====== RECORD EXTRACTS ======

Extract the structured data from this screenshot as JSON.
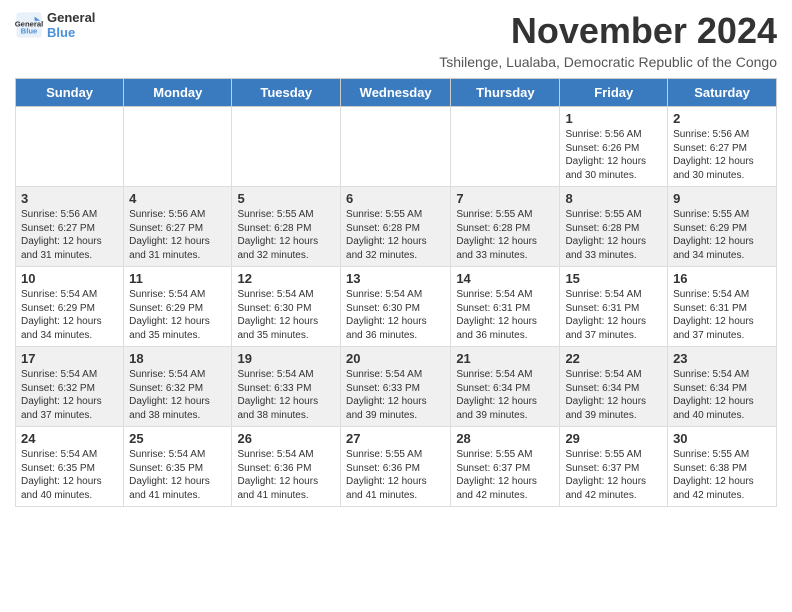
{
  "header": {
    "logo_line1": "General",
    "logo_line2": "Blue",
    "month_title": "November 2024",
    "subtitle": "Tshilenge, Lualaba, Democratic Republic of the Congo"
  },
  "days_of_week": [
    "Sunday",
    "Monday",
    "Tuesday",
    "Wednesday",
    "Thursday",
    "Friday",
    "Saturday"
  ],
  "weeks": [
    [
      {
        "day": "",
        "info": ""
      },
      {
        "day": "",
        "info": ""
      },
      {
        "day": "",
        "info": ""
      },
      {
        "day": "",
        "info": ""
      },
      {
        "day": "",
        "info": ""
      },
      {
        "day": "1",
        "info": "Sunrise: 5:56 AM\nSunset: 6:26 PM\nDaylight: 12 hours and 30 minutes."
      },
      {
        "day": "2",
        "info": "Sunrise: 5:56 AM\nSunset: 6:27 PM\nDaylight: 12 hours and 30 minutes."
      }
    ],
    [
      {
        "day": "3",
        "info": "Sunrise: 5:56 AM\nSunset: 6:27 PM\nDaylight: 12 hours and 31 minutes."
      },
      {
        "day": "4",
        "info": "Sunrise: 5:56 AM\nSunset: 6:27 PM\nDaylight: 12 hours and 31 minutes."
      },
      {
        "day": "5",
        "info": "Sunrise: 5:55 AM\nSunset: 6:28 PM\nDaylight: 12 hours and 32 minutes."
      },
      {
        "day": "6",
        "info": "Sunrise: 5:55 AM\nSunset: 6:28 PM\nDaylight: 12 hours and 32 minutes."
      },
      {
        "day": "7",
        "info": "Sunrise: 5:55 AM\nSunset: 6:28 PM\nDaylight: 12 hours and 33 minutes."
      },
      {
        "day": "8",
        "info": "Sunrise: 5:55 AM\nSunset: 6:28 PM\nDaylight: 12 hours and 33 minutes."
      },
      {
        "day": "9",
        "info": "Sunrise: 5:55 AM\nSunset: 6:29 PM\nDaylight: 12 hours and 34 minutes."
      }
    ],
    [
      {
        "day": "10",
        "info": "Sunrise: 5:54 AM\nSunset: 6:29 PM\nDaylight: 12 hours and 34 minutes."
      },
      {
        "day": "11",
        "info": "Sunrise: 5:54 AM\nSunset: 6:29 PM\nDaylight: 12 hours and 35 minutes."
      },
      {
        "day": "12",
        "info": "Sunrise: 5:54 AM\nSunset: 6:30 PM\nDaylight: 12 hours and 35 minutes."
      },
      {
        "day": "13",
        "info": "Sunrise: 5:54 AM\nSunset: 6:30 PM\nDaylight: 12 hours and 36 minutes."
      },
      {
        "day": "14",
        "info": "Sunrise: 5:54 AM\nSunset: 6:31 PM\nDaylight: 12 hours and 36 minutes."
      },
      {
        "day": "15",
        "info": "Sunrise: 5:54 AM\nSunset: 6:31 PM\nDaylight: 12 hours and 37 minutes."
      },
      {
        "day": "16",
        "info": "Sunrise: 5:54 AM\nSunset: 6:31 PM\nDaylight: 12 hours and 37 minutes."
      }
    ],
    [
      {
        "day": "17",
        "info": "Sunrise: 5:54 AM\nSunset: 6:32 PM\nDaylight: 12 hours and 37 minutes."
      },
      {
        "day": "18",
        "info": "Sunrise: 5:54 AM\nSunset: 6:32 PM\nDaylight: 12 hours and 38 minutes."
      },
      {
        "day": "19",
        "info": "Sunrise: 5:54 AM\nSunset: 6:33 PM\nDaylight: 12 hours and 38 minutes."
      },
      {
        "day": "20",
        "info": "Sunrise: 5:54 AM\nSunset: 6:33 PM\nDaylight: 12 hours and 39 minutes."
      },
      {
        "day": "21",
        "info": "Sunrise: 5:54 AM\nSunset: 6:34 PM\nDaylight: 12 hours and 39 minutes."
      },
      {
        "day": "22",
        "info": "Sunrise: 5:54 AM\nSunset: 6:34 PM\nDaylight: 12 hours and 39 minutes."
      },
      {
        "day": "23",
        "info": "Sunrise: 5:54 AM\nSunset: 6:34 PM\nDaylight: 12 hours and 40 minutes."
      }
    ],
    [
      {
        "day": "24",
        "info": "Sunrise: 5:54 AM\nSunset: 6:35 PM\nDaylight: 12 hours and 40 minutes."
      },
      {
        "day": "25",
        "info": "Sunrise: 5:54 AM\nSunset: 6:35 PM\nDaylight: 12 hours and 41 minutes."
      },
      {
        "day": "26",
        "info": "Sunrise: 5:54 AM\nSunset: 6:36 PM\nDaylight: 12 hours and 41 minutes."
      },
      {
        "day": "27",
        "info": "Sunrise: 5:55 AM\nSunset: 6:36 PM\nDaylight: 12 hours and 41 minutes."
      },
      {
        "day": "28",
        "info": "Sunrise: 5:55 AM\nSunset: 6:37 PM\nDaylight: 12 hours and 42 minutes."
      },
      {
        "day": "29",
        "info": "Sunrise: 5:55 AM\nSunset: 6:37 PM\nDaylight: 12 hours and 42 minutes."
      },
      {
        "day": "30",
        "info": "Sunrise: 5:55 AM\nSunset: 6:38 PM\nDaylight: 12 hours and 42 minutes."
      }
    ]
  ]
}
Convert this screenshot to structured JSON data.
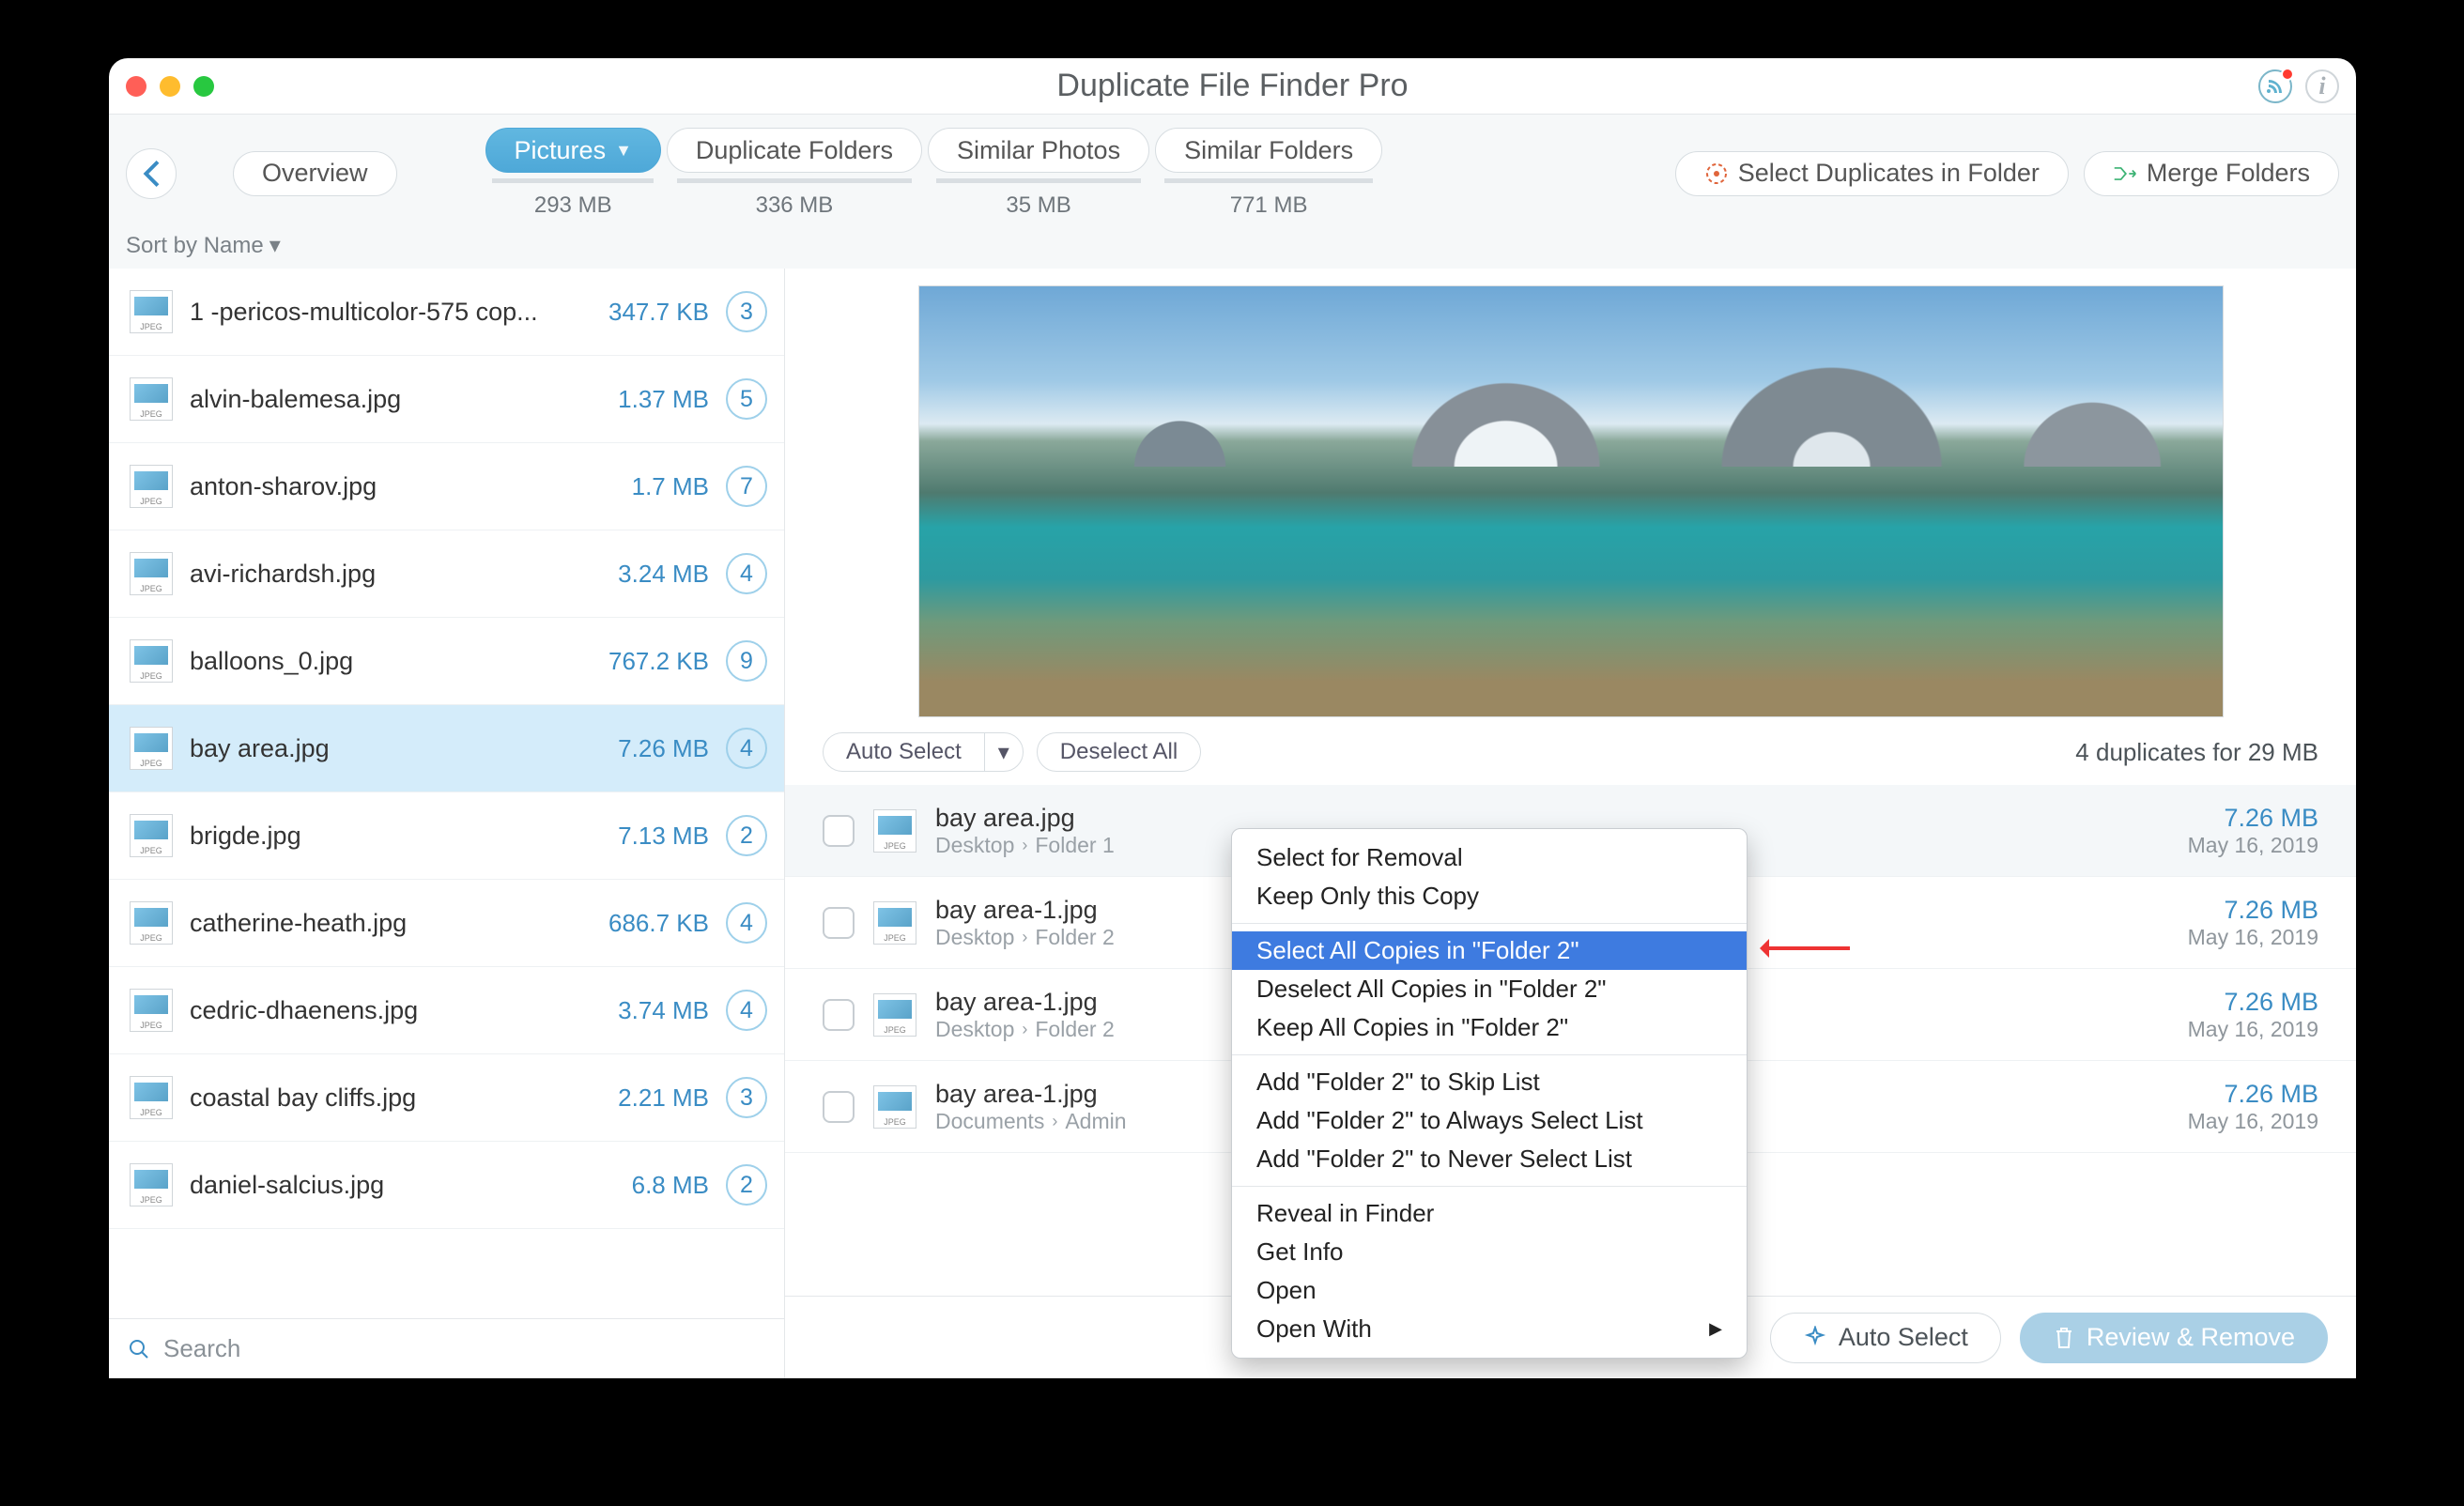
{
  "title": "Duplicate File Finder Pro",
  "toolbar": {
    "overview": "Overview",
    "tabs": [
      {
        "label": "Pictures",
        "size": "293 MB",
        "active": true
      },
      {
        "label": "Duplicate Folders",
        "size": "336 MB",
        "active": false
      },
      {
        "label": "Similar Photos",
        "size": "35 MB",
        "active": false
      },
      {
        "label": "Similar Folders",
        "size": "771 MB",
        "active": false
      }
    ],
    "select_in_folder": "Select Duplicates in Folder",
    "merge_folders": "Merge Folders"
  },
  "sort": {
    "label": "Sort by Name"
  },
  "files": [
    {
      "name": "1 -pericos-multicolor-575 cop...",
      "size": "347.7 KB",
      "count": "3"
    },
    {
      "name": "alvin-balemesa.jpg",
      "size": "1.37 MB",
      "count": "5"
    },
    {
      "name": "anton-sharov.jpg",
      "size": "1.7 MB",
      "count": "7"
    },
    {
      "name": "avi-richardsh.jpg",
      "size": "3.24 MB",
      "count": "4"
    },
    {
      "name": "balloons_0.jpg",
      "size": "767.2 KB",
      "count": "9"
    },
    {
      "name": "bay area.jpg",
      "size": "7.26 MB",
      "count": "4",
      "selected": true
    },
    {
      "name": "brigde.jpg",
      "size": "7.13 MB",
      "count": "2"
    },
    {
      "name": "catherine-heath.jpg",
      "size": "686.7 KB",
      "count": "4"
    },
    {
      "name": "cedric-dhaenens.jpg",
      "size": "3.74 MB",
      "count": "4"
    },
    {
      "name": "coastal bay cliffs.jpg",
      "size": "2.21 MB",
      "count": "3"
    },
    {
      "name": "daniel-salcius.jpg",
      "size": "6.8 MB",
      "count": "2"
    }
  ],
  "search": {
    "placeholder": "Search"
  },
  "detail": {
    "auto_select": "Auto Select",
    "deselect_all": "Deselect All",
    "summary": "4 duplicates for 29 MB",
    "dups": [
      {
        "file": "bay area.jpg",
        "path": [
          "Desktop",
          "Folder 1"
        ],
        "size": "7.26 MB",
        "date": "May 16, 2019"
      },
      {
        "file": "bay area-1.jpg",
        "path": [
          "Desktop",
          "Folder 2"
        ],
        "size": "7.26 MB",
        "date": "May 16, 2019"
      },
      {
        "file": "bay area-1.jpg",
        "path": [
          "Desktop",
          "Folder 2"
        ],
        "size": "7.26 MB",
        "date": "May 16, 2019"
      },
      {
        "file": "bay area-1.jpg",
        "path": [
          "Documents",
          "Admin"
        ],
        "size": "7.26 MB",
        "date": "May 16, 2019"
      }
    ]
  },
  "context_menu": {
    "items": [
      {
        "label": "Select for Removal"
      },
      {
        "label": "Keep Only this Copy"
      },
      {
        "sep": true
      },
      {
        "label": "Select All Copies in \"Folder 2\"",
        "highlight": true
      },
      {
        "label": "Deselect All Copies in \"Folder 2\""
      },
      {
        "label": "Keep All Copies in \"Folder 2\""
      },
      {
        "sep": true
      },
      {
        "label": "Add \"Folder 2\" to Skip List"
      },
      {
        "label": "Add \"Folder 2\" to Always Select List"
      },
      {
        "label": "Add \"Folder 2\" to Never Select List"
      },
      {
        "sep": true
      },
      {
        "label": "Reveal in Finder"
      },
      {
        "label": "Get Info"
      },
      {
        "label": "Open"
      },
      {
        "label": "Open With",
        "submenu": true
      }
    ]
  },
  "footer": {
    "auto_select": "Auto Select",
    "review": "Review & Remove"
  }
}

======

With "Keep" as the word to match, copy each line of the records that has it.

- **RESULT OF THE TASK**:
        "label": "Keep Only this Copy"
        "label": "Keep All Copies in \"Folder 2\""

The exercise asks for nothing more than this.